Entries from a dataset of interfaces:
----

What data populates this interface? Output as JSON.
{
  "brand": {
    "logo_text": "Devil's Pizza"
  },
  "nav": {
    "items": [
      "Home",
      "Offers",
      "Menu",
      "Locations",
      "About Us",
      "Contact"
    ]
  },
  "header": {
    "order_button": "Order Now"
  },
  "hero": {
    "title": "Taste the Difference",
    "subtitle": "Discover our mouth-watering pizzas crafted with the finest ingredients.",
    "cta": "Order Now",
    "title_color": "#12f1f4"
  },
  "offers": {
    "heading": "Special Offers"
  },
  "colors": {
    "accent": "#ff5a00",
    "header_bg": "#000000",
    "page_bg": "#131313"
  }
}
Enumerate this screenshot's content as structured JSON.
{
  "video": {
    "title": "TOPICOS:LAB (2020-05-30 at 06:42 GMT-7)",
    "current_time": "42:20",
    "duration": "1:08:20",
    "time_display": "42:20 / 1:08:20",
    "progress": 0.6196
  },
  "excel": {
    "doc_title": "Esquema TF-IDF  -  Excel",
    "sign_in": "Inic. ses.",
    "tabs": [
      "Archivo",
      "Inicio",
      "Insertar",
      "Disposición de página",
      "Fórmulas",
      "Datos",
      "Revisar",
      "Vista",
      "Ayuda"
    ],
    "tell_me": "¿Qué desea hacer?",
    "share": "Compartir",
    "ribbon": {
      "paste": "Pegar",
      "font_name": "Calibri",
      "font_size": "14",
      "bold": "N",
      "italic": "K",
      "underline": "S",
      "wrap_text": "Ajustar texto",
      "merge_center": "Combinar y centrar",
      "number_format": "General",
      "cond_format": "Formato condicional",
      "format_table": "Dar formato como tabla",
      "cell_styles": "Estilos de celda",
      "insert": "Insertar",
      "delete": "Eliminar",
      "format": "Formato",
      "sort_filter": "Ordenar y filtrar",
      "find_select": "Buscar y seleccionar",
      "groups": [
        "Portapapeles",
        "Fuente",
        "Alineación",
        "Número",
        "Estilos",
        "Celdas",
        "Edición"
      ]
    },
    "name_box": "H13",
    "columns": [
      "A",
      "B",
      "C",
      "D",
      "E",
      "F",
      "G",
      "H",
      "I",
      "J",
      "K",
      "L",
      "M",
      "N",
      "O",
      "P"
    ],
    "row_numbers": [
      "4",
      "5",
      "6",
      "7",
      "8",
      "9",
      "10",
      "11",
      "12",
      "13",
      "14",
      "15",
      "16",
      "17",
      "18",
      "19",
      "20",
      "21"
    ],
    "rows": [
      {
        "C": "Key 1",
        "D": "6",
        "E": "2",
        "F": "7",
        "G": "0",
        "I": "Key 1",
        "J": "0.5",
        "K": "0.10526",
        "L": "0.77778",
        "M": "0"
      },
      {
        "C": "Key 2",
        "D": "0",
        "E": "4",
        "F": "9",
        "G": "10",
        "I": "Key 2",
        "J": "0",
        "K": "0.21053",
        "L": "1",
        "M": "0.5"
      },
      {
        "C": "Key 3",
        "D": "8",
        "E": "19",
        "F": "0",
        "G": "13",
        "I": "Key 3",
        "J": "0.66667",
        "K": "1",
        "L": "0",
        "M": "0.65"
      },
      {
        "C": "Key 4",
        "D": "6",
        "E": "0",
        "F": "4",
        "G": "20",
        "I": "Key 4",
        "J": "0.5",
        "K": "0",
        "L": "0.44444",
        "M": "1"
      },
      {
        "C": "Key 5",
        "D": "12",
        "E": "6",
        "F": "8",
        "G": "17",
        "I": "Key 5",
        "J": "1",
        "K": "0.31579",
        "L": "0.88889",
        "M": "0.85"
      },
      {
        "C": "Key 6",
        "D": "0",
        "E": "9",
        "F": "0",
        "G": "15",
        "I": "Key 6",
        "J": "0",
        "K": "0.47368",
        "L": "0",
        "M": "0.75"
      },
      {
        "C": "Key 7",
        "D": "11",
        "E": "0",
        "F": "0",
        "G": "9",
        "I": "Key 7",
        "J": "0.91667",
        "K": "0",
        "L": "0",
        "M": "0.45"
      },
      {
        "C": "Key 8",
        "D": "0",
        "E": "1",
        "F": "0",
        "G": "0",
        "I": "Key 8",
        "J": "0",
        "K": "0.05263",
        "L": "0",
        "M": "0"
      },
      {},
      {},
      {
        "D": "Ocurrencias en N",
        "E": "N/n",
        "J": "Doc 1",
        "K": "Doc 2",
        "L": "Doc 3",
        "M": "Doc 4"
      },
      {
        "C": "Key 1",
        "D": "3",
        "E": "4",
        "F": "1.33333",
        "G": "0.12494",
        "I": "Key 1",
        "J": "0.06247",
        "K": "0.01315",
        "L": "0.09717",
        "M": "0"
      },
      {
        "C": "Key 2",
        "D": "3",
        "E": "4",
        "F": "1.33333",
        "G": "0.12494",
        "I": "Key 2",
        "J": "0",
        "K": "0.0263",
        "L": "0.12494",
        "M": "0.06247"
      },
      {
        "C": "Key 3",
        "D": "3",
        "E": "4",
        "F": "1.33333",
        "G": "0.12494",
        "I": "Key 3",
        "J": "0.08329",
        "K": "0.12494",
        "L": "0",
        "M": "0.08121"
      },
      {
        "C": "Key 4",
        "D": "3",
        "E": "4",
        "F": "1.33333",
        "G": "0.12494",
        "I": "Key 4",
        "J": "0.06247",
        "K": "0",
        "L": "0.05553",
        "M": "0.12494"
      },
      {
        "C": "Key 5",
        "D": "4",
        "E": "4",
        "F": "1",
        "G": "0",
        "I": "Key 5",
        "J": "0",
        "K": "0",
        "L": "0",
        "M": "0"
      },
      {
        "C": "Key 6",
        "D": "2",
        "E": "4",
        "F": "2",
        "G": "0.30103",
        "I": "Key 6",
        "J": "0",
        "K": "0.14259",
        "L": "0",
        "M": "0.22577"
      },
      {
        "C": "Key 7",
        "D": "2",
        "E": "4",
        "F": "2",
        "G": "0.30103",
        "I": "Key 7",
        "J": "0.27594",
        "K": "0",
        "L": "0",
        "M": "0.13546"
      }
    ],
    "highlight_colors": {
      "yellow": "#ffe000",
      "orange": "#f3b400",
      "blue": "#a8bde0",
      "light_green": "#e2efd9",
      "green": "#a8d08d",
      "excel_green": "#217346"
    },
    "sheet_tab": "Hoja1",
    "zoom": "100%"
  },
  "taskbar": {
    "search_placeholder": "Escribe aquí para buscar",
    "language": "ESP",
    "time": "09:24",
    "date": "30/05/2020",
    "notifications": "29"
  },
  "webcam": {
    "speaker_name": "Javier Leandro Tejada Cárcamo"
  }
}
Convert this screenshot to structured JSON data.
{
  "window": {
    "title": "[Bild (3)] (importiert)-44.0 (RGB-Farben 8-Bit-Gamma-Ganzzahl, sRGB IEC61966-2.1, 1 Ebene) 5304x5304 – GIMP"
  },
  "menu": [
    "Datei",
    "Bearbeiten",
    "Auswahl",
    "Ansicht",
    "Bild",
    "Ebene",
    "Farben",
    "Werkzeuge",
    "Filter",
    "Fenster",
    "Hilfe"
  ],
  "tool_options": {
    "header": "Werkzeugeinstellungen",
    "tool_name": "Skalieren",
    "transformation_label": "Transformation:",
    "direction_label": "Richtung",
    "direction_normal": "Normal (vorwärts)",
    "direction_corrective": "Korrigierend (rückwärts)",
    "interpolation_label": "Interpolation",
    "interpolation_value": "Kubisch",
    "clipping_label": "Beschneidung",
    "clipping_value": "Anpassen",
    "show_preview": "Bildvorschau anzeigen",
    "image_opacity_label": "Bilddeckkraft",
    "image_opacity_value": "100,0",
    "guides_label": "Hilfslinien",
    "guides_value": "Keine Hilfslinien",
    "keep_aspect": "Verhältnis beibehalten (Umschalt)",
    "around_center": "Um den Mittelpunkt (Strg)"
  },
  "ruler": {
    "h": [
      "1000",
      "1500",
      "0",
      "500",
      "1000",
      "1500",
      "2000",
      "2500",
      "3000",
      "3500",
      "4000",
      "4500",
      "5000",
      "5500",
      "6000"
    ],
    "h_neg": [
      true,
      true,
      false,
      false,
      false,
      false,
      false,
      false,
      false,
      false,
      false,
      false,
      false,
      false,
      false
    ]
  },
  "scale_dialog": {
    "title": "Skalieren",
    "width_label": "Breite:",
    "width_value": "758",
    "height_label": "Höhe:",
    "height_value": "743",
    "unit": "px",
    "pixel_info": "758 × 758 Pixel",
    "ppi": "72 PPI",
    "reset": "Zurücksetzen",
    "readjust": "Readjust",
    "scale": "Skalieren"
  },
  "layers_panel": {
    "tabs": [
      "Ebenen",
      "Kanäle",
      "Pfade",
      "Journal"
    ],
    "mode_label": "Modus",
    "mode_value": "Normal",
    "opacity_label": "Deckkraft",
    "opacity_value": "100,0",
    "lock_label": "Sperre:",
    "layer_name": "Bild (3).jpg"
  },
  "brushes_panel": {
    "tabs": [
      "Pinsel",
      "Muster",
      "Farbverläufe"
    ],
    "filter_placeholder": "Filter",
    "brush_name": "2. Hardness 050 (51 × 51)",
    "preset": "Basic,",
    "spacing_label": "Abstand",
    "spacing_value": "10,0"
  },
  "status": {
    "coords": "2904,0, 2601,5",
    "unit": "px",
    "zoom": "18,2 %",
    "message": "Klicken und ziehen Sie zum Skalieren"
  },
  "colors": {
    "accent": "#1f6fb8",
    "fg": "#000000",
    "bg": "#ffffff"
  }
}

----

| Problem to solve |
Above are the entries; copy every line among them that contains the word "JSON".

| Reply to the task |
What data populates this interface? Output as JSON.
Enumerate this screenshot's content as structured JSON.
Convert this screenshot to structured JSON data.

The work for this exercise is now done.